*Data shown*.

--- START ---

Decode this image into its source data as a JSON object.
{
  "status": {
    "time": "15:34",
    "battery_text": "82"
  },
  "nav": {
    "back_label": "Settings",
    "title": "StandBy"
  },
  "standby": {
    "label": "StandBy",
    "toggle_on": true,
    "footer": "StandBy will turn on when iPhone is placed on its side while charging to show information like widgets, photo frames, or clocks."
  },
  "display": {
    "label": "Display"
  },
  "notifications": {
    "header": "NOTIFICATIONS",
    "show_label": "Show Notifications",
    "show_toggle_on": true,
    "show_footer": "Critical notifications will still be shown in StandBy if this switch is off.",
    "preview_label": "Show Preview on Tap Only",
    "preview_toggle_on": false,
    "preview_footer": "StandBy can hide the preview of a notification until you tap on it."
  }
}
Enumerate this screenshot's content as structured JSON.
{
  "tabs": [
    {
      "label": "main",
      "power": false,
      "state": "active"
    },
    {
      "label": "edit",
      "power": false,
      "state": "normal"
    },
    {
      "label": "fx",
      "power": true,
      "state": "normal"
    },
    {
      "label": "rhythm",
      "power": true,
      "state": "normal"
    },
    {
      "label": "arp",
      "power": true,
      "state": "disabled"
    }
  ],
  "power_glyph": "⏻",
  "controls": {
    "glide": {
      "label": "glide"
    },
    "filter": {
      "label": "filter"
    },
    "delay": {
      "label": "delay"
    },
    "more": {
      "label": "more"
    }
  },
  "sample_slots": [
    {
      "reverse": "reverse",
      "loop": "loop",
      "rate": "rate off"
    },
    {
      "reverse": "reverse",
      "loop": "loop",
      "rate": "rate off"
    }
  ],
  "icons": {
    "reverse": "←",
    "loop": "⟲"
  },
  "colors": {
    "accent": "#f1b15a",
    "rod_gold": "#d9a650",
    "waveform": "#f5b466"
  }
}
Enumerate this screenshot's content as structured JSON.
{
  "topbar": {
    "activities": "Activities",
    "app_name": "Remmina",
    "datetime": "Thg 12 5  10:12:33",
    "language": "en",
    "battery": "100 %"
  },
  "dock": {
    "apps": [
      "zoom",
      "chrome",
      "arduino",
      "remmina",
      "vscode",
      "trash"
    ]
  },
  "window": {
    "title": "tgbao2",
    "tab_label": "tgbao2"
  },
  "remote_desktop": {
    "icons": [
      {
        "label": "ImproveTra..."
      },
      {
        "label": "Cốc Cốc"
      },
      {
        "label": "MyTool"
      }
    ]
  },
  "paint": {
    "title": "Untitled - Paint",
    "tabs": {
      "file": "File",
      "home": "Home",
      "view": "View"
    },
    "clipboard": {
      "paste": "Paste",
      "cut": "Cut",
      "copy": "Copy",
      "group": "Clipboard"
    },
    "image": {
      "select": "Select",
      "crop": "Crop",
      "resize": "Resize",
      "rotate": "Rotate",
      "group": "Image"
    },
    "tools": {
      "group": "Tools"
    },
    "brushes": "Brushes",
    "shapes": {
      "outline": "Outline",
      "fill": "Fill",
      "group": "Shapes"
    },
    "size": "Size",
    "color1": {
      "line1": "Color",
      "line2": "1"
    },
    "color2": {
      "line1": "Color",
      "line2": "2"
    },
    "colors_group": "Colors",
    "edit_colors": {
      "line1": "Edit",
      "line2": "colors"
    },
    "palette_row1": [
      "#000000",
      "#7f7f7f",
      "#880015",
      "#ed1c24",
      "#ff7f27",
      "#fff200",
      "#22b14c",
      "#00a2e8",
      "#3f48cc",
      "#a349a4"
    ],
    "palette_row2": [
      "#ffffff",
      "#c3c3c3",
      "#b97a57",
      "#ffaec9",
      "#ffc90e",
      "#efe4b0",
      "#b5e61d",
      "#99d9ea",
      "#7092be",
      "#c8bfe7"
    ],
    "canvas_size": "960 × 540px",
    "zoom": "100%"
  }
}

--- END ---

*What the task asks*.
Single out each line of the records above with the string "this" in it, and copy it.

*Answer*.
Decode this image into its source data as a JSON object.
    "show_footer": "Critical notifications will still be shown in StandBy if this switch is off.",
Enumerate this screenshot's content as structured JSON.
Enumerate this screenshot's content as structured JSON.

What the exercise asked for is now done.